Just a little walk was able to get me through many of my recoveries. After my two C-sections, walking helped my circulation and helped my digestive system get jump-started again. When recovering from my cancer surgeries, exercise helped me regain a sense of wellness and also confidence in my body. Cancer has a tendency to rob you of your feeling of control; seeing my body respond to exercise by getting stronger helped me regain that control. I wasn’t “training” per se, I was merely exercising—getting the body moving and the heart rate elevated for a period of time. It is so important and can be such a miracle cure.

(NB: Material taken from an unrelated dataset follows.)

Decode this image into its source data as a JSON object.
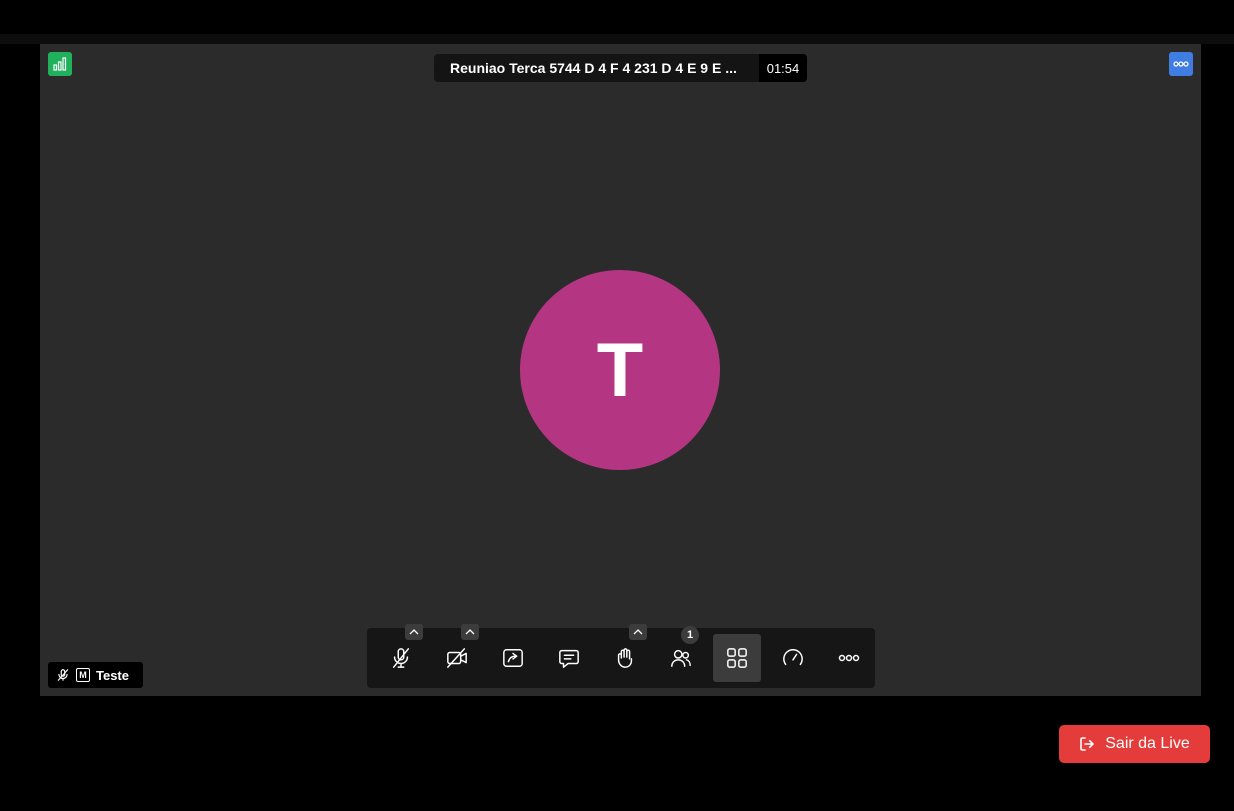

Have you ever had an overuse injury?
I wish I knew back in college, when I was on the swim team, what I know now about recovery and overtraining. I’ve suffered from overtraining at times, but not since the late 1980s—knock on wood. I’ve had no stress fractures, for example. I’m really careful about not getting overtrained, and I’m a big believer in a minimalist program. I totally train by feel. I have things on my schedule that I’ve planned, but I’ll cut workouts short if I’m tired. I’ve developed my own instincts.
You also coach yourself. How do you make yourself keep your life in balance?
The Ironman buildup is a burden on the family. Long training is a grind for me, so I keep it to a pretty quick buildup so I won’t get sick of it. What matters is how much my body can absorb while still staying fresh and excited about it. And I definitely can’t fit in as much volume these days—not with two kids and coaching.
What’s your advice for midlife athletes who haven’t done sports all their lives?
It’s never too late to start. The 60-plus age groups at the Ironman are filled with men and women who didn’t even start running or biking until they were middle-aged. But start small and with something that you enjoy. Find a friend to walk with; join an adult soccer or volleyball league. Sign up for classes at the gym. If you can combine a social element with the exercise component, you’re more likely to enjoy it and stick with it. The great thing about just starting out is that you get to see improvement very quickly. If you stick with it, you can feel yourself be transformed.
Do you think you’ll retire from racing?
I don’t see the word “retire” connected with my life!
NOT EVEN A DAY OF REST
Think your workout regimen is tough? Here’s how 49-year-old professional triathlete Karen Smyers spends a typical hard training week:
Monday: About an hour of swimming in the morning, then an “easy” bike ride of between 45 minutes and 2 hours (she may skip it if she feels tired or time-pressed).
Tuesday: A 1 1/2-to-2-hour bike ride that includes either hill repeats (riding the same hill over and over) or intervals (shorter bursts of speed followed by a recovery period) to add intensity. Later in the day, a running workout on the track, which builds over time from 2 1/2 miles to 4 miles of intervals.
Wednesday: About an hour of swimming in the morning (which Smyers might skip if she’s going to swim on Thursday and Friday), then an easy bike ride.
Thursday: Long “brick” day with intense back-to-back workouts: first a 3-hour bike ride, followed immediately by a 60-to-90-minute run. And maybe a 2-mile-plus open-water swim at Walden Pond.
Friday: As much as 90 minutes of swimming in the morning, then an easy bike ride if she has time.
Saturday: A long bike ride of up to 130 miles followed immediately by a 3-mile “transition” run to reacquaint her legs with running.
Sunday: A long run of 15 to 20 miles.
article by Katherine Hobson
She’s Always on the Move
US News and World Report